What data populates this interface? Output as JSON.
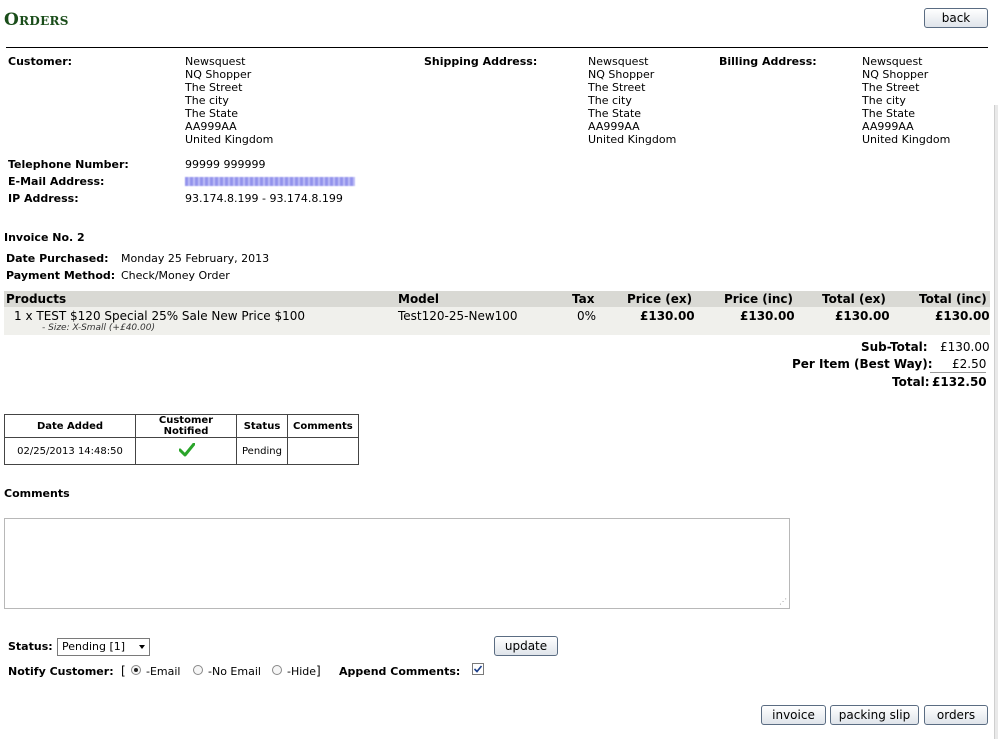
{
  "page": {
    "title": "Orders"
  },
  "buttons": {
    "back": "back",
    "update": "update",
    "invoice": "invoice",
    "packing_slip": "packing slip",
    "orders": "orders"
  },
  "customer": {
    "label": "Customer:",
    "lines": [
      "Newsquest",
      "NQ Shopper",
      "The Street",
      "The city",
      "The State",
      "AA999AA",
      "United Kingdom"
    ]
  },
  "shipping": {
    "label": "Shipping Address:",
    "lines": [
      "Newsquest",
      "NQ Shopper",
      "The Street",
      "The city",
      "The State",
      "AA999AA",
      "United Kingdom"
    ]
  },
  "billing": {
    "label": "Billing Address:",
    "lines": [
      "Newsquest",
      "NQ Shopper",
      "The Street",
      "The city",
      "The State",
      "AA999AA",
      "United Kingdom"
    ]
  },
  "contact": {
    "telephone_label": "Telephone Number:",
    "telephone": "99999 999999",
    "email_label": "E-Mail Address:",
    "ip_label": "IP Address:",
    "ip": "93.174.8.199 - 93.174.8.199"
  },
  "invoice": {
    "number": "Invoice No. 2",
    "date_label": "Date Purchased:",
    "date": "Monday 25 February, 2013",
    "payment_label": "Payment Method:",
    "payment": "Check/Money Order"
  },
  "products": {
    "headers": [
      "Products",
      "Model",
      "Tax",
      "Price (ex)",
      "Price (inc)",
      "Total (ex)",
      "Total (inc)"
    ],
    "rows": [
      {
        "product": "1 x TEST $120 Special 25% Sale New Price $100",
        "attribute": "- Size: X-Small (+£40.00)",
        "model": "Test120-25-New100",
        "tax": "0%",
        "price_ex": "£130.00",
        "price_inc": "£130.00",
        "total_ex": "£130.00",
        "total_inc": "£130.00"
      }
    ]
  },
  "totals": {
    "subtotal_label": "Sub-Total:",
    "subtotal": "£130.00",
    "shipping_label": "Per Item (Best Way):",
    "shipping": "£2.50",
    "total_label": "Total:",
    "total": "£132.50"
  },
  "history": {
    "headers": [
      "Date Added",
      "Customer Notified",
      "Status",
      "Comments"
    ],
    "rows": [
      {
        "date": "02/25/2013 14:48:50",
        "notified": "check-icon",
        "status": "Pending",
        "comments": ""
      }
    ]
  },
  "comments": {
    "label": "Comments",
    "value": ""
  },
  "status": {
    "label": "Status:",
    "selected": "Pending [1]"
  },
  "notify": {
    "label": "Notify Customer:",
    "open_bracket": "[",
    "close_bracket": "]",
    "options": [
      "-Email",
      "-No Email",
      "-Hide"
    ],
    "selected": "-Email",
    "append_label": "Append Comments:",
    "append_checked": true
  },
  "colors": {
    "title": "#1a4d1a",
    "table_header": "#d9d9d4",
    "table_row": "#f0f0ec",
    "check": "#2aa52a"
  }
}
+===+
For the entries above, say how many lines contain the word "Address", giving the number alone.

- [WRITTEN ANSWER]: 4